By Madina Toure
Former President Bill Clinton and Queens elected officials described his wife, Democratic presidential candidate Hillary Clinton, as a strong advocate for minorities at an organizing event in downtown Flushing Tuesday morning.
Clinton, along with Hillary for New York, Asian Americans and Pacific Islanders for Hillary and U.S. Rep. Grace Meng (D-Flushing) hosted the event at Mudan Banquet Hall at 136-17 39th Ave.
Clinton said that when he was president, there were $800 billion in small business loans available in the United States through the Community Reinvestment Act and that women and minorities were given more loans.
“We doubled the number of small business loans to women and to minorities…that’s what Hillary wants to do again,” he said.
Meng, who introduced Clinton, praised Hillary for her work in the international community and her commitment to both human rights and women’s rights.
“As a mom, as former first lady, as senator from this great state of New York, as secretary of state and as a lawyer and activist, Hillary Clinton has always fought for the rights and interests of every person in this room,” she said.
State Assemblyman Ron Kim (D-Flushing) described Clinton as the best advocate for the Asian-American community, which he said has suffered from stereotypes and discrimination for a long time.
“For as long as I have known and observed Hillary, she has consistently been inclusive of all communities and embraced people from all backgrounds,” he said. “She embodies the word ‘empathy.’”
Several other Queens lawmakers attended the event.
Clinton reminded the audience that after his wife graduated from Yale Law School, she helped register Mexican-American voters and worked for the Children’s Defense Fund.
She also taught and led legal clinics representing disenfranchised individuals in Arkansas, he said.
“The reason Hillary ought to be president is that she’s a world-class change maker,” he said. “She may not be the best talker — although I think she’s pretty good — but I know this.”
He touted her role in the creation of the State Children’s Health Insurance Program in 1997, a program run by the U.S. Department of Health and Human Services that she supported when he was president.
He also cited her vote for the comprehensive immigration reform bill sponsored by the late U.S. Sens. Ted Kennedy (D-Mass.) and John McCain (R-Ariz.) in 2007 while she was a U.S. senator and her support of the Safe Schools Improvement Act introduced in 2015.

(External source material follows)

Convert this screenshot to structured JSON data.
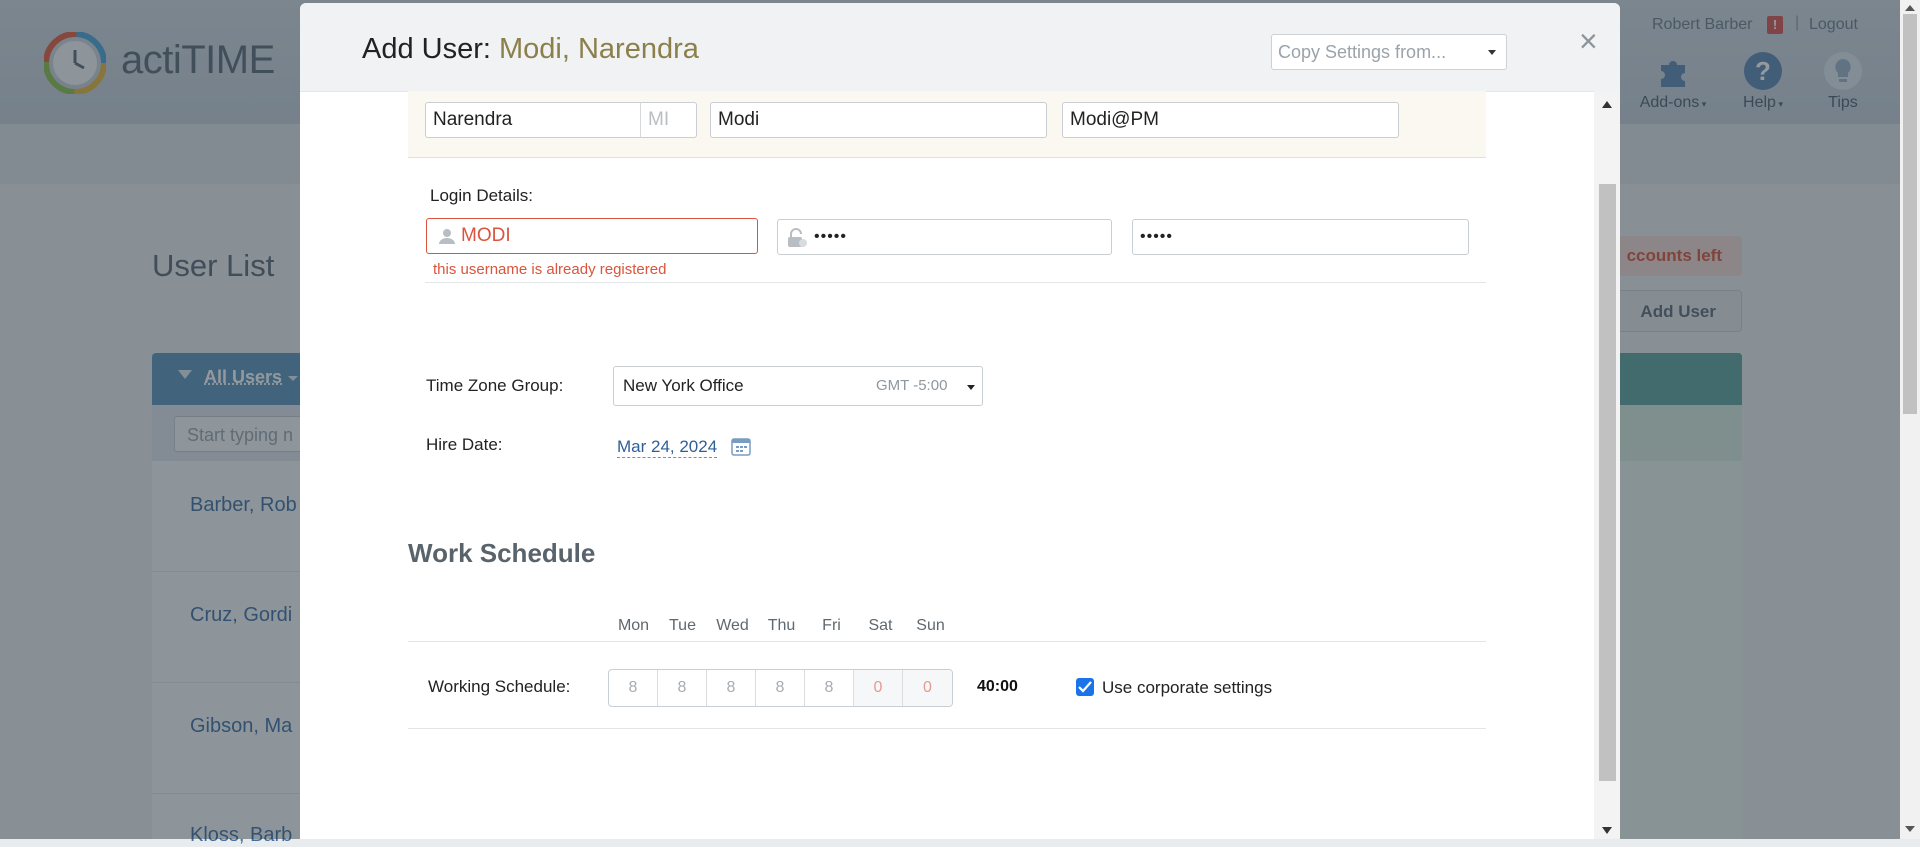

Clinton added that Hillary and her Democratic primary opponent, U.S. Sen. Bernie Sanders (D-Vt.), have had “a very elevated and fierce debate about the issues facing America” compared to the Republican presidential candidates.
But he rejected the notion that only Hillary is part of the Washington establishment, saying that “they (Hillary and Bernie) voted together 93 percent of the time.”
Reshma Saujani, founder and CEO of Girls Who Code and two-time Olympic medalist Michelle Kwan, a former figure skater who now works for Hillary Clinton’s campaign, also spoke in support of the candidate.
Reach reporter Madina Toure by e-mail at mtour